Input data: Begin

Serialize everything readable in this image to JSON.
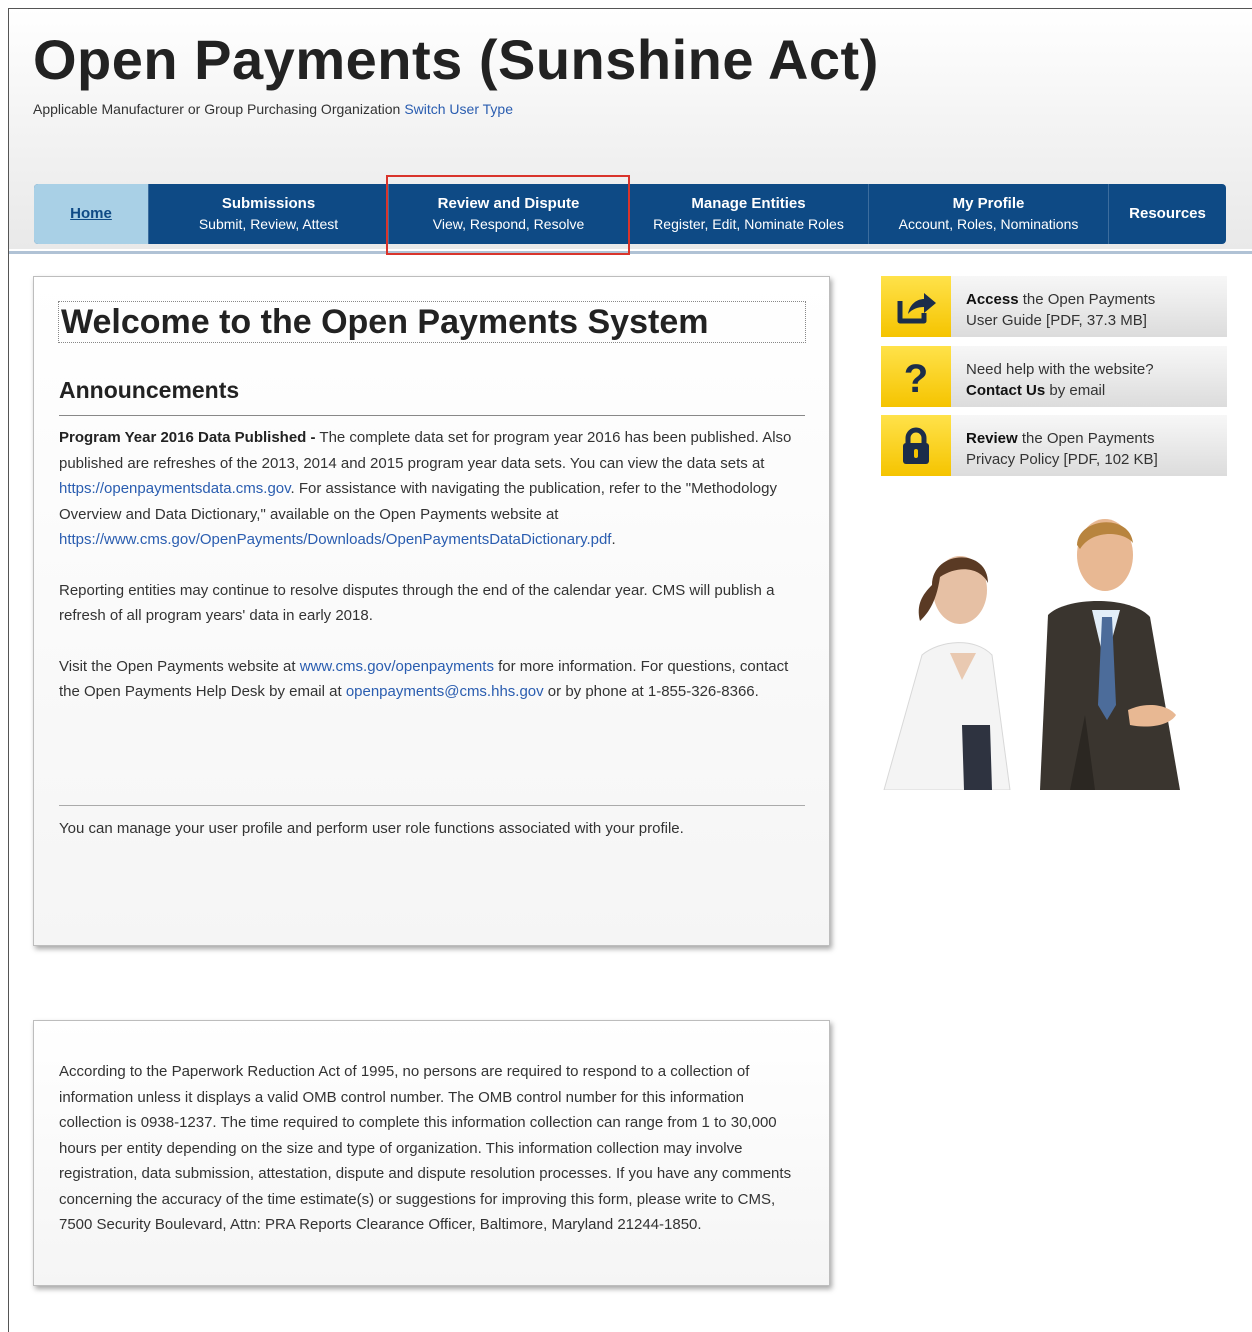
{
  "header": {
    "title": "Open Payments (Sunshine Act)",
    "user_type": "Applicable Manufacturer or Group Purchasing Organization",
    "switch_link": "Switch User Type"
  },
  "nav": {
    "home": "Home",
    "submissions": {
      "title": "Submissions",
      "sub": "Submit, Review, Attest"
    },
    "review": {
      "title": "Review and Dispute",
      "sub": "View, Respond, Resolve"
    },
    "entities": {
      "title": "Manage Entities",
      "sub": "Register, Edit, Nominate Roles"
    },
    "profile": {
      "title": "My Profile",
      "sub": "Account, Roles, Nominations"
    },
    "resources": "Resources"
  },
  "main": {
    "welcome": "Welcome to the Open Payments System",
    "announcements_title": "Announcements",
    "p1_bold": "Program Year 2016 Data Published -",
    "p1_a": " The complete data set for program year 2016 has been published. Also published are refreshes of the 2013, 2014 and 2015 program year data sets. You can view the data sets at ",
    "p1_link": "https://openpaymentsdata.cms.gov",
    "p1_b": ". For assistance with navigating the publication, refer to the \"Methodology Overview and Data Dictionary,\" available on the Open Payments website at",
    "p1_link2": "https://www.cms.gov/OpenPayments/Downloads/OpenPaymentsDataDictionary.pdf",
    "p1_c": ".",
    "p2": "Reporting entities may continue to resolve disputes through the end of the calendar year. CMS will publish a refresh of all program years' data in early 2018.",
    "p3_a": "Visit the Open Payments website at ",
    "p3_link": "www.cms.gov/openpayments",
    "p3_b": " for more information. For questions, contact the Open Payments Help Desk by email at ",
    "p3_link2": "openpayments@cms.hhs.gov",
    "p3_c": " or by phone at 1-855-326-8366.",
    "profile_text": "You can manage your user profile and perform user role functions associated with your profile."
  },
  "pra": {
    "text": "According to the Paperwork Reduction Act of 1995, no persons are required to respond to a collection of information unless it displays a valid OMB control number. The OMB control number for this information collection is 0938-1237. The time required to complete this information collection can range from 1 to 30,000 hours per entity depending on the size and type of organization. This information collection may involve registration, data submission, attestation, dispute and dispute resolution processes. If you have any comments concerning the accuracy of the time estimate(s) or suggestions for improving this form, please write to CMS, 7500 Security Boulevard, Attn: PRA Reports Clearance Officer, Baltimore, Maryland 21244-1850."
  },
  "sidebar": {
    "guide": {
      "bold": "Access",
      "rest": " the Open Payments",
      "line2": "User Guide [PDF, 37.3 MB]",
      "icon": "share-icon"
    },
    "help": {
      "line1": "Need help with the website?",
      "bold": "Contact Us",
      "rest": " by email",
      "icon": "question-icon"
    },
    "privacy": {
      "bold": "Review",
      "rest": " the Open Payments",
      "line2": "Privacy Policy [PDF, 102 KB]",
      "icon": "lock-icon"
    }
  },
  "colors": {
    "nav_bg": "#0e4a85",
    "home_tab": "#a9d0e6",
    "link": "#2a5db0",
    "icon_yellow": "#f5c400",
    "highlight": "#d9342b"
  }
}
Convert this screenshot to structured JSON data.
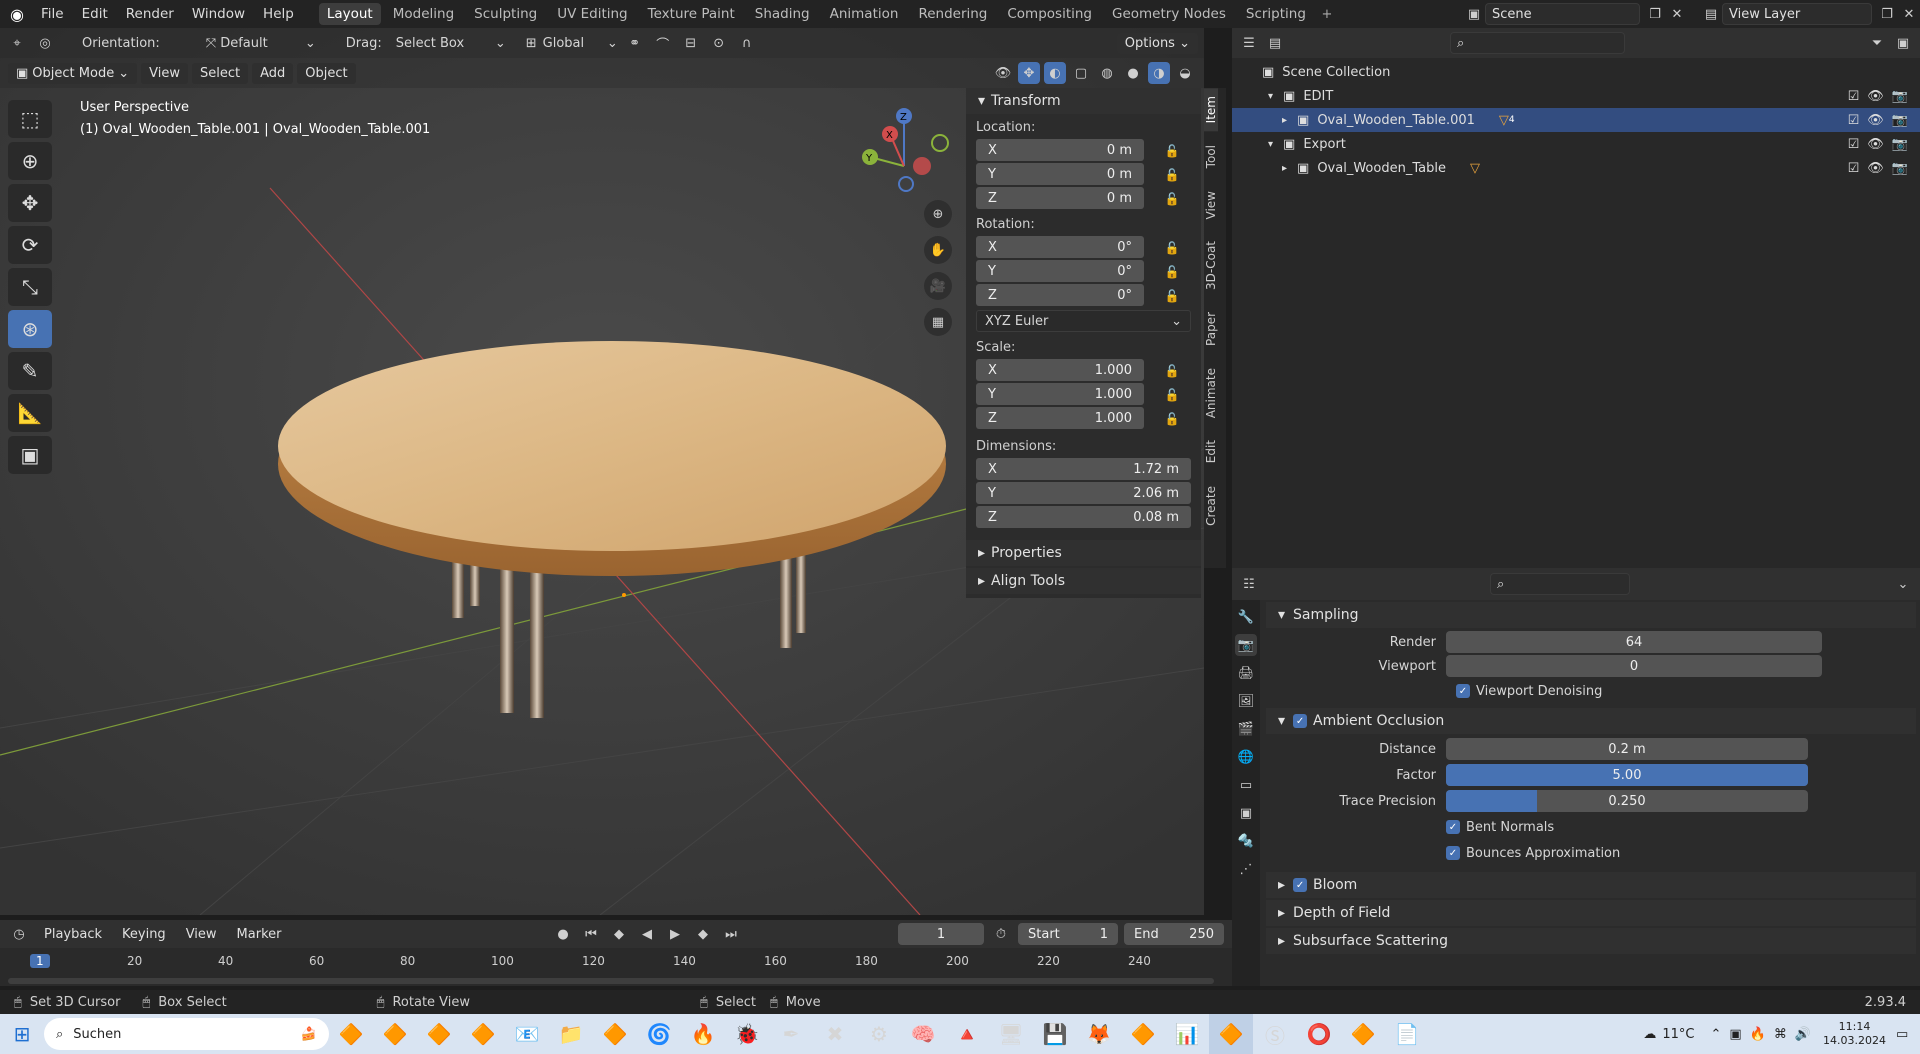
{
  "menu": [
    "File",
    "Edit",
    "Render",
    "Window",
    "Help"
  ],
  "workspaces": [
    "Layout",
    "Modeling",
    "Sculpting",
    "UV Editing",
    "Texture Paint",
    "Shading",
    "Animation",
    "Rendering",
    "Compositing",
    "Geometry Nodes",
    "Scripting"
  ],
  "scene": {
    "label": "Scene",
    "view_layer": "View Layer"
  },
  "header": {
    "orientation_label": "Orientation:",
    "orientation_value": "Default",
    "drag_label": "Drag:",
    "drag_value": "Select Box",
    "transform_space": "Global",
    "options": "Options"
  },
  "viewport": {
    "mode": "Object Mode",
    "menus": [
      "View",
      "Select",
      "Add",
      "Object"
    ],
    "perspective": "User Perspective",
    "object_info": "(1) Oval_Wooden_Table.001 | Oval_Wooden_Table.001"
  },
  "npanel": {
    "transform": "Transform",
    "location_label": "Location:",
    "location": [
      {
        "axis": "X",
        "value": "0 m"
      },
      {
        "axis": "Y",
        "value": "0 m"
      },
      {
        "axis": "Z",
        "value": "0 m"
      }
    ],
    "rotation_label": "Rotation:",
    "rotation": [
      {
        "axis": "X",
        "value": "0°"
      },
      {
        "axis": "Y",
        "value": "0°"
      },
      {
        "axis": "Z",
        "value": "0°"
      }
    ],
    "rotation_mode": "XYZ Euler",
    "scale_label": "Scale:",
    "scale": [
      {
        "axis": "X",
        "value": "1.000"
      },
      {
        "axis": "Y",
        "value": "1.000"
      },
      {
        "axis": "Z",
        "value": "1.000"
      }
    ],
    "dimensions_label": "Dimensions:",
    "dimensions": [
      {
        "axis": "X",
        "value": "1.72 m"
      },
      {
        "axis": "Y",
        "value": "2.06 m"
      },
      {
        "axis": "Z",
        "value": "0.08 m"
      }
    ],
    "properties": "Properties",
    "align_tools": "Align Tools",
    "tabs": [
      "Item",
      "Tool",
      "View",
      "3D-Coat",
      "Paper",
      "Animate",
      "Edit",
      "Create"
    ]
  },
  "outliner": {
    "root": "Scene Collection",
    "items": [
      {
        "name": "EDIT",
        "level": 1,
        "type": "collection"
      },
      {
        "name": "Oval_Wooden_Table.001",
        "level": 2,
        "type": "object",
        "selected": true,
        "badge": "4"
      },
      {
        "name": "Export",
        "level": 1,
        "type": "collection"
      },
      {
        "name": "Oval_Wooden_Table",
        "level": 2,
        "type": "object"
      }
    ]
  },
  "properties": {
    "sampling": "Sampling",
    "render_label": "Render",
    "render_value": "64",
    "viewport_label": "Viewport",
    "viewport_value": "0",
    "viewport_denoising": "Viewport Denoising",
    "ao": "Ambient Occlusion",
    "distance_label": "Distance",
    "distance_value": "0.2 m",
    "factor_label": "Factor",
    "factor_value": "5.00",
    "factor_fill": 1.0,
    "trace_label": "Trace Precision",
    "trace_value": "0.250",
    "trace_fill": 0.25,
    "bent_normals": "Bent Normals",
    "bounces": "Bounces Approximation",
    "bloom": "Bloom",
    "dof": "Depth of Field",
    "sss": "Subsurface Scattering"
  },
  "timeline": {
    "menus": [
      "Playback",
      "Keying",
      "View",
      "Marker"
    ],
    "current_frame": "1",
    "start_label": "Start",
    "start_value": "1",
    "end_label": "End",
    "end_value": "250",
    "ticks": [
      "1",
      "20",
      "40",
      "60",
      "80",
      "100",
      "120",
      "140",
      "160",
      "180",
      "200",
      "220",
      "240"
    ]
  },
  "status": {
    "items": [
      "Set 3D Cursor",
      "Box Select",
      "Rotate View",
      "Select",
      "Move"
    ],
    "version": "2.93.4"
  },
  "taskbar": {
    "search": "Suchen",
    "weather": "11°C",
    "time": "11:14",
    "date": "14.03.2024"
  },
  "colors": {
    "accent": "#4772b3",
    "selection": "#334d80",
    "viewport_bg": "#393939"
  }
}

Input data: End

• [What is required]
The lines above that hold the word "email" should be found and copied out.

• [Solved problem]
    "p3_b": " for more information. For questions, contact the Open Payments Help Desk by email at ",
      "rest": " by email",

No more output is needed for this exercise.